## THE TASK
For the records below, tally the lines that include the word "message" and give only the tally.

## SUPPLIED ENTRIES

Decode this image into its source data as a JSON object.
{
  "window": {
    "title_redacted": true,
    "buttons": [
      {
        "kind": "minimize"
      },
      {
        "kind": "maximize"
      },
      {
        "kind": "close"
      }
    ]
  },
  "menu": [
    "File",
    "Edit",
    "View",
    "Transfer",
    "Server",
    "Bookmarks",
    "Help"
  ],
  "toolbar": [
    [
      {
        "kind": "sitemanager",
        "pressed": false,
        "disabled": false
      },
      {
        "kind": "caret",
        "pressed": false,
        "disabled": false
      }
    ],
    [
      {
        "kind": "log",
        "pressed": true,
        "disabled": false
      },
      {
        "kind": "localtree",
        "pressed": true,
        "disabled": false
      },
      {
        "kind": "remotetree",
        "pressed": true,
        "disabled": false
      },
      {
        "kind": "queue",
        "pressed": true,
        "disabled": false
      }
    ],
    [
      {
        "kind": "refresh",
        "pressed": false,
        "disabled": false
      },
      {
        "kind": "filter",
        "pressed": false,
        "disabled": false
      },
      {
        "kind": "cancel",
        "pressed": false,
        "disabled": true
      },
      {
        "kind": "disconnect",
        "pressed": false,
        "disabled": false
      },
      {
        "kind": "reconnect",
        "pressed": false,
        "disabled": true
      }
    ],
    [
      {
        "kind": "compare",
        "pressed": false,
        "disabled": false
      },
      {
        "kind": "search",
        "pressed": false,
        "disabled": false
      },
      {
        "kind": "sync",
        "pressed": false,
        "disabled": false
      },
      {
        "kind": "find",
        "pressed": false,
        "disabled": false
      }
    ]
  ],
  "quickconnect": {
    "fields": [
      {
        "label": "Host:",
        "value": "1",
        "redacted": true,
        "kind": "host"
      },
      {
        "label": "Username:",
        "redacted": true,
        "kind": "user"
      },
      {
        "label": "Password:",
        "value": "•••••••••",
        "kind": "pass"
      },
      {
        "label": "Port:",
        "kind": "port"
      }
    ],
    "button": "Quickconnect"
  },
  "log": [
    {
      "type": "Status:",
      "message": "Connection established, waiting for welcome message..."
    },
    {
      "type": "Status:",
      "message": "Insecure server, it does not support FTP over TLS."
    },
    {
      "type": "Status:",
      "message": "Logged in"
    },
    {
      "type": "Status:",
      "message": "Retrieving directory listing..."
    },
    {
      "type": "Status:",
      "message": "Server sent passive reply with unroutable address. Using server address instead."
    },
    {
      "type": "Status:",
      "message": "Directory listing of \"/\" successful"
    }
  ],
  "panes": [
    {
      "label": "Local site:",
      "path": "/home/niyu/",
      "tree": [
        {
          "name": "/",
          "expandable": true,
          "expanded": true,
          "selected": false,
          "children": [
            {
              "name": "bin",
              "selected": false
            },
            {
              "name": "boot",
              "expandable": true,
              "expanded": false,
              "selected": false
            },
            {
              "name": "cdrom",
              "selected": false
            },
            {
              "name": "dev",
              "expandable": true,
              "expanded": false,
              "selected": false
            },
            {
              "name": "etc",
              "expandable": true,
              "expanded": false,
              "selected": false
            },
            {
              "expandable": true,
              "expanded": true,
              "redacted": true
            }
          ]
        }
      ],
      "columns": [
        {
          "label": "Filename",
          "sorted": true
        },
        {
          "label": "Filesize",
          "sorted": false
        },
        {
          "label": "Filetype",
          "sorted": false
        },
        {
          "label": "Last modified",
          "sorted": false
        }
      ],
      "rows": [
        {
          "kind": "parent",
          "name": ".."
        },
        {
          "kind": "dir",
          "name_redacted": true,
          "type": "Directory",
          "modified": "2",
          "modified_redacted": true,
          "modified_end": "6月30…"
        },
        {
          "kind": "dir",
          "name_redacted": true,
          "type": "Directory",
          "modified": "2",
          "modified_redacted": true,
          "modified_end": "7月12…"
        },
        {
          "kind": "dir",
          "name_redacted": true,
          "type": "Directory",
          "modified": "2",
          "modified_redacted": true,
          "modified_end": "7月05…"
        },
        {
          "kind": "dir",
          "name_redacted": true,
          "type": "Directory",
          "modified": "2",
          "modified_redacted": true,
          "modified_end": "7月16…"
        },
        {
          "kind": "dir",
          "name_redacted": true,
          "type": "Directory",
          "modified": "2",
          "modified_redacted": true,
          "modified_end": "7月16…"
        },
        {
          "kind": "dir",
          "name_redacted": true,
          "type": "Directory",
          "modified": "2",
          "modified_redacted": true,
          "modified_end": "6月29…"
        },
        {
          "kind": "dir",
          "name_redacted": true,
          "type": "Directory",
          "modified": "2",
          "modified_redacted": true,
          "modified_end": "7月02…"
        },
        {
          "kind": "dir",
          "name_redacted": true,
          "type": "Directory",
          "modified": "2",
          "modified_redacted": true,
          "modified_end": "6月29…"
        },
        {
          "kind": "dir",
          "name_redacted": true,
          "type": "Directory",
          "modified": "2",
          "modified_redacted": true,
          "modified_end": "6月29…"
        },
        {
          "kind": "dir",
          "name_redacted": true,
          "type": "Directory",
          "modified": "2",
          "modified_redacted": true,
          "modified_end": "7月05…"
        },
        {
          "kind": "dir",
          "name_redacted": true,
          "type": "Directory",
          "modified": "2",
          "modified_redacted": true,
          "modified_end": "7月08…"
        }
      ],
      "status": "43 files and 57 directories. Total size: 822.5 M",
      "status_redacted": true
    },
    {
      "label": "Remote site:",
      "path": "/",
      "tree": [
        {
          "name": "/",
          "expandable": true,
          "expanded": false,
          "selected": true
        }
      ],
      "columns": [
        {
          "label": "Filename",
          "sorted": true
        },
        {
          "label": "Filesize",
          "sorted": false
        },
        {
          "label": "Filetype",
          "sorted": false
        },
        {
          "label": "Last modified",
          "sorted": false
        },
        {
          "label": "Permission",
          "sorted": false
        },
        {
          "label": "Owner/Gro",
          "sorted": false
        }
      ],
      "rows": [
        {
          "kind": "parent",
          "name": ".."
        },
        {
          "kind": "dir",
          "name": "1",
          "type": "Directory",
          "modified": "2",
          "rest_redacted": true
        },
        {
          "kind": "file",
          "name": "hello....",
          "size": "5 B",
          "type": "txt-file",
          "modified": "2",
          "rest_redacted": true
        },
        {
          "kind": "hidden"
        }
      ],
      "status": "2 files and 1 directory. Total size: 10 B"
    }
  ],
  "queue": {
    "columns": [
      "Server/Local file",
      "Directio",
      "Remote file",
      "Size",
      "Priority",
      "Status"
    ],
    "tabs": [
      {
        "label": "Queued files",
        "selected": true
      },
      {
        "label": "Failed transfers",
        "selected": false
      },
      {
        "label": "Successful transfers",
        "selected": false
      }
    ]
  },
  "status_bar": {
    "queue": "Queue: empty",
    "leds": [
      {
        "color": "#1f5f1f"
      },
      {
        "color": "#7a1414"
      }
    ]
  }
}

## SOLUTION FOR THIS PROBLEM
6